20 March 2017
During my Kickstarter campaign for Euphoria, I made a calculated decision to add a new reward level that included extra dice and blank-faced recruit cards. 1794 backers ended up pledging to that reward.
This wasn’t an impulse decision. Rather, it was informed by backers every step of the way, and I let backers know the varies factors I had to consider. You can see a detailed account of the process here.
Recently I read an article on one of my favorite blogs, The Psychology of Video Games, about perceived fairness.
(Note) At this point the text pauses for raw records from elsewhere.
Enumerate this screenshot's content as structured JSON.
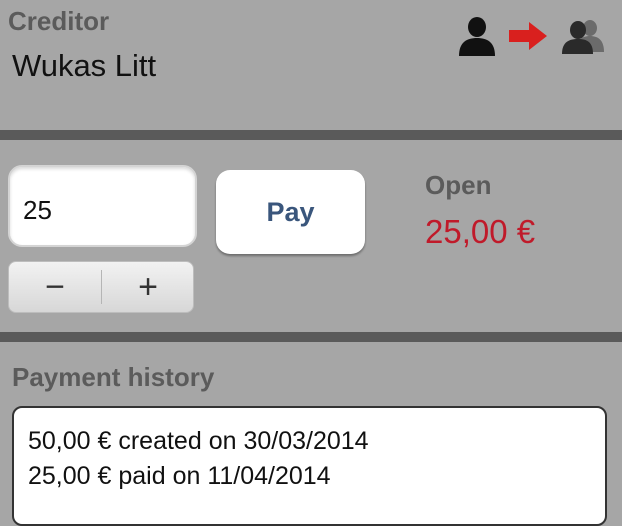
{
  "creditor": {
    "label": "Creditor",
    "name": "Wukas Litt",
    "icons": [
      "person-icon",
      "arrow-right-icon",
      "group-icon"
    ],
    "arrow_color": "#d9201e"
  },
  "payment": {
    "amount_value": "25",
    "pay_label": "Pay",
    "stepper": {
      "minus": "−",
      "plus": "+"
    }
  },
  "open": {
    "label": "Open",
    "amount": "25,00 €",
    "amount_color": "#c01a2a"
  },
  "history": {
    "label": "Payment history",
    "entries": [
      "50,00 € created on 30/03/2014",
      "25,00 € paid on 11/04/2014"
    ]
  }
}
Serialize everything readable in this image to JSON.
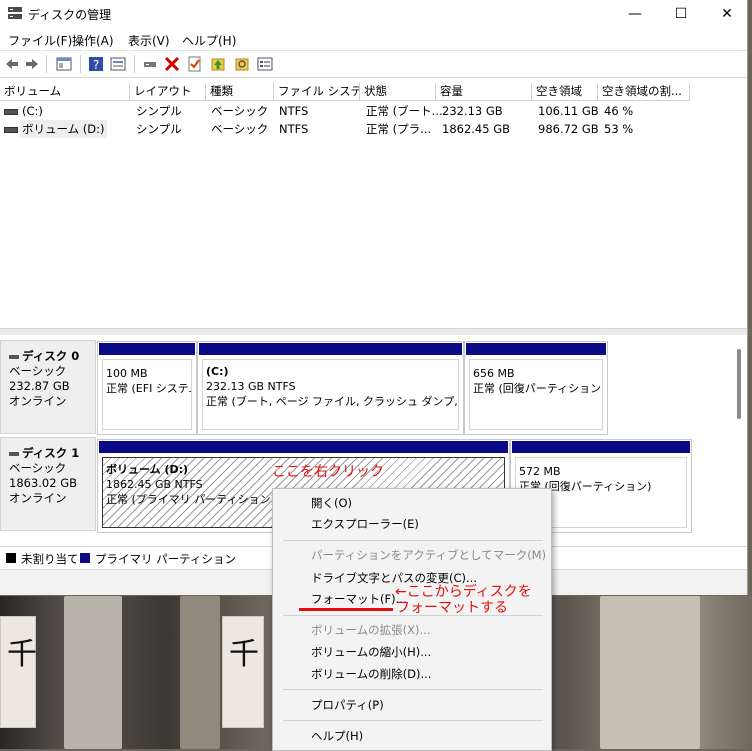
{
  "window": {
    "title": "ディスクの管理",
    "minimize": "—",
    "maximize": "☐",
    "close": "✕"
  },
  "menu": [
    "ファイル(F)",
    "操作(A)",
    "表示(V)",
    "ヘルプ(H)"
  ],
  "toolbar_icons": [
    "back-icon",
    "forward-icon",
    "properties-pane-icon",
    "help-icon",
    "view-icon",
    "connect-icon",
    "delete-icon",
    "check-icon",
    "up-icon",
    "search-icon",
    "list-icon"
  ],
  "columns": [
    "ボリューム",
    "レイアウト",
    "種類",
    "ファイル システム",
    "状態",
    "容量",
    "空き領域",
    "空き領域の割..."
  ],
  "volumes": [
    {
      "name": "(C:)",
      "layout": "シンプル",
      "type": "ベーシック",
      "fs": "NTFS",
      "status": "正常 (ブート...",
      "capacity": "232.13 GB",
      "free": "106.11 GB",
      "pct": "46 %"
    },
    {
      "name": "ボリューム (D:)",
      "layout": "シンプル",
      "type": "ベーシック",
      "fs": "NTFS",
      "status": "正常 (プラ...",
      "capacity": "1862.45 GB",
      "free": "986.72 GB",
      "pct": "53 %"
    }
  ],
  "disks": [
    {
      "name": "ディスク 0",
      "kind": "ベーシック",
      "size": "232.87 GB",
      "state": "オンライン",
      "partitions": [
        {
          "title": "",
          "line1": "100 MB",
          "line2": "正常 (EFI システム"
        },
        {
          "title": "(C:)",
          "line1": "232.13 GB NTFS",
          "line2": "正常 (ブート, ページ ファイル, クラッシュ ダンプ, ベーシック"
        },
        {
          "title": "",
          "line1": "656 MB",
          "line2": "正常 (回復パーティション)"
        }
      ]
    },
    {
      "name": "ディスク 1",
      "kind": "ベーシック",
      "size": "1863.02 GB",
      "state": "オンライン",
      "partitions": [
        {
          "title": "ボリューム (D:)",
          "line1": "1862.45 GB NTFS",
          "line2": "正常 (プライマリ パーティション)"
        },
        {
          "title": "",
          "line1": "572 MB",
          "line2": "正常 (回復パーティション)"
        }
      ]
    }
  ],
  "legend": [
    "未割り当て",
    "プライマリ パーティション"
  ],
  "annotations": {
    "right_click": "ここを右クリック",
    "format_line1": "←ここからディスクを",
    "format_line2": "フォーマットする"
  },
  "context_menu": [
    {
      "label": "開く(O)",
      "enabled": true
    },
    {
      "label": "エクスプローラー(E)",
      "enabled": true
    },
    {
      "label": "パーティションをアクティブとしてマーク(M)",
      "enabled": false
    },
    {
      "label": "ドライブ文字とパスの変更(C)...",
      "enabled": true
    },
    {
      "label": "フォーマット(F)...",
      "enabled": true
    },
    {
      "label": "ボリュームの拡張(X)...",
      "enabled": false
    },
    {
      "label": "ボリュームの縮小(H)...",
      "enabled": true
    },
    {
      "label": "ボリュームの削除(D)...",
      "enabled": true
    },
    {
      "label": "プロパティ(P)",
      "enabled": true
    },
    {
      "label": "ヘルプ(H)",
      "enabled": true
    }
  ],
  "colors": {
    "primary_partition": "#0a0a86",
    "unallocated": "#000000",
    "annotation": "#e01010"
  }
}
The idea is that following certain guidelines can increase the perception of a decision as “fair.” The primary example in the article is how Blizzard changed a character in Overwatch.
The author lists five steps to follow when making a change to your project or product (these are quoted verbatim in bold). I think the Euphoria story works for each of these steps, so I’ll use it as an example for each point.
- Give players a chance to voice concerns and participate in the decision-making. I encouraged Euphoria backers to share their ideas in the comments, and when I sensed there were more than a few people with the same request, I launched a poll for all backers.
- Be consistent in your application of the changes. All backers had access to the new reward level, not just backers who responded to the poll or those who had already pledged.
- Be transparent about why you decided what you did. Before the decision, I wrote a detailed update about the factors I had to consider when adding a new reward. When I added the reward, I wrote another update detailing why I combined the dice and faceless recruits into the same reward, why I chose $59 as the price, etc.
- Appear (and in fact be) free from bias toward or against one group of players. This was tough, because I really had to step out of my shoes and put myself in the position of backers who wanted things that I didn’t anticipate. I knew the logistical complications the change would cause, and I didn’t look forward to them. But I made a concerted effort to present the option in a way that was free of bias, and I committed to making the addition if the data supported it.
- Offer recourses for bad decisions. The “bad decision” in this case is that I launched a project without the optimal spread of rewards. I was more forgiving with backers who meant to upgrade but forgot until the projected ended.
I really love these steps. One last thing I should mention is that despite this procedure, the decision is yours. You know your project and product better than anyone else, and you’re responsible for making it as good as it can possibly be on budget and on schedule. If you go bankrupt trying to add something that backers voted for, everyone suffers as a result.
Have you seen projects follow a similar procedure when making changes during or after the campaign?